Extracted information section start

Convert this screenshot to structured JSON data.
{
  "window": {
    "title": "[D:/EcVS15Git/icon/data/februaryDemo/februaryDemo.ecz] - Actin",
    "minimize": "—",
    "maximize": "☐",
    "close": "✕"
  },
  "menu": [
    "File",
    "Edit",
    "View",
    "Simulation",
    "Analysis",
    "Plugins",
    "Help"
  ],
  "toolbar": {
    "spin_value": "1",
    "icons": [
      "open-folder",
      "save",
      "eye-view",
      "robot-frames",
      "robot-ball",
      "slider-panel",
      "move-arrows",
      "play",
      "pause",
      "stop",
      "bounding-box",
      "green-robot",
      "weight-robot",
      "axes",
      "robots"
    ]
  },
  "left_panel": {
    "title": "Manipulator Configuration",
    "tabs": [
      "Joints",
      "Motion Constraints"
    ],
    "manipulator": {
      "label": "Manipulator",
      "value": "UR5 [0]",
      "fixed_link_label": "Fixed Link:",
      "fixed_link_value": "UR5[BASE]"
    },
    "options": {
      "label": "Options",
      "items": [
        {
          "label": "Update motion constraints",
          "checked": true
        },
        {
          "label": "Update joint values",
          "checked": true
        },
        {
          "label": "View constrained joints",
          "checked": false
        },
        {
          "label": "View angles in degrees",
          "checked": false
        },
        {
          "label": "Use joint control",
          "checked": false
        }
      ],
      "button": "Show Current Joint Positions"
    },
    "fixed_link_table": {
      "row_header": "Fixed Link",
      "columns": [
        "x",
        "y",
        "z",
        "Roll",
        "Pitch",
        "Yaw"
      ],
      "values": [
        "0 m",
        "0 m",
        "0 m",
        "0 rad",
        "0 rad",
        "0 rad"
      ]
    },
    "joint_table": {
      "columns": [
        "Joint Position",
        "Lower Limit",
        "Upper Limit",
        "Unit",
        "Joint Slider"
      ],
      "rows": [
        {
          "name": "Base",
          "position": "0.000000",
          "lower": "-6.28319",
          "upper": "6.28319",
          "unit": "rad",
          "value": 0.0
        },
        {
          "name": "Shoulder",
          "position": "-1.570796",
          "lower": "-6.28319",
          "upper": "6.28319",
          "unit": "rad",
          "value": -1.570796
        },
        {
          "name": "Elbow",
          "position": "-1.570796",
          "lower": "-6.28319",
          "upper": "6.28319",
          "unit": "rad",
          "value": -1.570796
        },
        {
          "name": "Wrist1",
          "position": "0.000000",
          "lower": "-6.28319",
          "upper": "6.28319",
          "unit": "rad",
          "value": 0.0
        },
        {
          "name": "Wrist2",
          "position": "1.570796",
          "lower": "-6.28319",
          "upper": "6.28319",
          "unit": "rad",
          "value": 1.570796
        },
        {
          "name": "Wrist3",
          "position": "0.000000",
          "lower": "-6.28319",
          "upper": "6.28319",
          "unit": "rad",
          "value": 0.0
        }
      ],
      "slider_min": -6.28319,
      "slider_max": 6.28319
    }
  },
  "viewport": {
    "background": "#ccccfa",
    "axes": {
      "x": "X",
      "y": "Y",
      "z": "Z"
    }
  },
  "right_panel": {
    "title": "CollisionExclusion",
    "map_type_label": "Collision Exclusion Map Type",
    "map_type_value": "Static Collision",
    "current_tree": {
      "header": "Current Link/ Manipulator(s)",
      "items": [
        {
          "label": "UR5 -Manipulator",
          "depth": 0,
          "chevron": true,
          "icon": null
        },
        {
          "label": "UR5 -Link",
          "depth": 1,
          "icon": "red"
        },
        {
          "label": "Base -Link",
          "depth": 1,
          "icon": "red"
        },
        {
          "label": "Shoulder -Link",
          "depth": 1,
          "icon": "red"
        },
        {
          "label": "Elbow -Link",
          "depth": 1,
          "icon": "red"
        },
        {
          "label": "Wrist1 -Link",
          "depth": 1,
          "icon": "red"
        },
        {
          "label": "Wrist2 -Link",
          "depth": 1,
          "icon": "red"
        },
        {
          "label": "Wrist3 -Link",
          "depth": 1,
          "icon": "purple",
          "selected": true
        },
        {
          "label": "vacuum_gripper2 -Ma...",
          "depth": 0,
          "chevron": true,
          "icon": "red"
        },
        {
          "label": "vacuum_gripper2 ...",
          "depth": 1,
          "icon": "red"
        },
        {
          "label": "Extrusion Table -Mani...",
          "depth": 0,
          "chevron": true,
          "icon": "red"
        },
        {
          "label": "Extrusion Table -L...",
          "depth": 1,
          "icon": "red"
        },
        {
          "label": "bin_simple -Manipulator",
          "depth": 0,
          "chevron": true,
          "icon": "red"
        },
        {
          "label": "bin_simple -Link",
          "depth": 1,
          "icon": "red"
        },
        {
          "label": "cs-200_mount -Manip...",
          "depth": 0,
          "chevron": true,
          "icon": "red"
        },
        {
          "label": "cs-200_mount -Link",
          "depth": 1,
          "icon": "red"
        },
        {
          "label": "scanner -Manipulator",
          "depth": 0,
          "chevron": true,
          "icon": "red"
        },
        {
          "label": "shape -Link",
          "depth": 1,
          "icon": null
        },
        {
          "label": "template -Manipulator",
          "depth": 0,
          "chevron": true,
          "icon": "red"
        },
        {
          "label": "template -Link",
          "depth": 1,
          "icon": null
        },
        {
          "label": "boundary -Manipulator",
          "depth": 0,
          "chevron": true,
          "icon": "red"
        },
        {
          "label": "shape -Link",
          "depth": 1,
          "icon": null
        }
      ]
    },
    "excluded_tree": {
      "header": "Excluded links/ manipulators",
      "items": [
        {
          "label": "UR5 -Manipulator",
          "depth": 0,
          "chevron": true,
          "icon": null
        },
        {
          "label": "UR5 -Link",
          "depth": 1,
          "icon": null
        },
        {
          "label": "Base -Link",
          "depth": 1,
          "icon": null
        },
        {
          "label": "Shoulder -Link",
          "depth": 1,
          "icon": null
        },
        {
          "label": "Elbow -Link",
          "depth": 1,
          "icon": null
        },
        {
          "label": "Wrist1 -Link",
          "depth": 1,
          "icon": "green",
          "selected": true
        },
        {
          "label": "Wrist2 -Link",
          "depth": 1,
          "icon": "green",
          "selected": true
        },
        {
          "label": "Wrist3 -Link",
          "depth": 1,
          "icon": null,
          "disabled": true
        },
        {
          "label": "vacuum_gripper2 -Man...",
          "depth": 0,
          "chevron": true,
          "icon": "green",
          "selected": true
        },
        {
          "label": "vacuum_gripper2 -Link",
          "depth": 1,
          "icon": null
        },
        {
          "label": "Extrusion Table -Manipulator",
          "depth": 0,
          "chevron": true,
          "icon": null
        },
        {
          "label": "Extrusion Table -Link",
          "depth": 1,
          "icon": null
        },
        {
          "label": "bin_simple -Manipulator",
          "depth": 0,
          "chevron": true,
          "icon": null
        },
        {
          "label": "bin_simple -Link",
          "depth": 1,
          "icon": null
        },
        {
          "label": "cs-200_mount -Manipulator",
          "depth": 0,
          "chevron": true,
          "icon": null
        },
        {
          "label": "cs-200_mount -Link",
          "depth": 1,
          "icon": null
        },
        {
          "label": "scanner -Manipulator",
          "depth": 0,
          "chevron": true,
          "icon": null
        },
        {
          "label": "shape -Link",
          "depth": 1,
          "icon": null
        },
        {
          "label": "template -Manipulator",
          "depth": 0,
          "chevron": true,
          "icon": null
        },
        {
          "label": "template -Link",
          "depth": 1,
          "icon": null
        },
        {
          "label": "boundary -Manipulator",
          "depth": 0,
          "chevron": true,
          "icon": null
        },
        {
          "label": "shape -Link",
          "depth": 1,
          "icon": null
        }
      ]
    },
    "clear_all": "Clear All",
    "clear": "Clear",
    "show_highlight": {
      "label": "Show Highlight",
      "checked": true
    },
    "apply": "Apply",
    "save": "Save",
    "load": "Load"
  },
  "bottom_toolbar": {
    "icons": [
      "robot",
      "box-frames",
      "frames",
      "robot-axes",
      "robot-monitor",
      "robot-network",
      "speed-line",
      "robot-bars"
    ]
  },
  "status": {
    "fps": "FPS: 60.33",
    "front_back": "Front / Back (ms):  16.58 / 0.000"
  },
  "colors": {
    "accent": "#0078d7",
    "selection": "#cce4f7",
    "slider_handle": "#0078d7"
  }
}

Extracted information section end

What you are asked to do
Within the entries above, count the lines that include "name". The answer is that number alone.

The completed task
6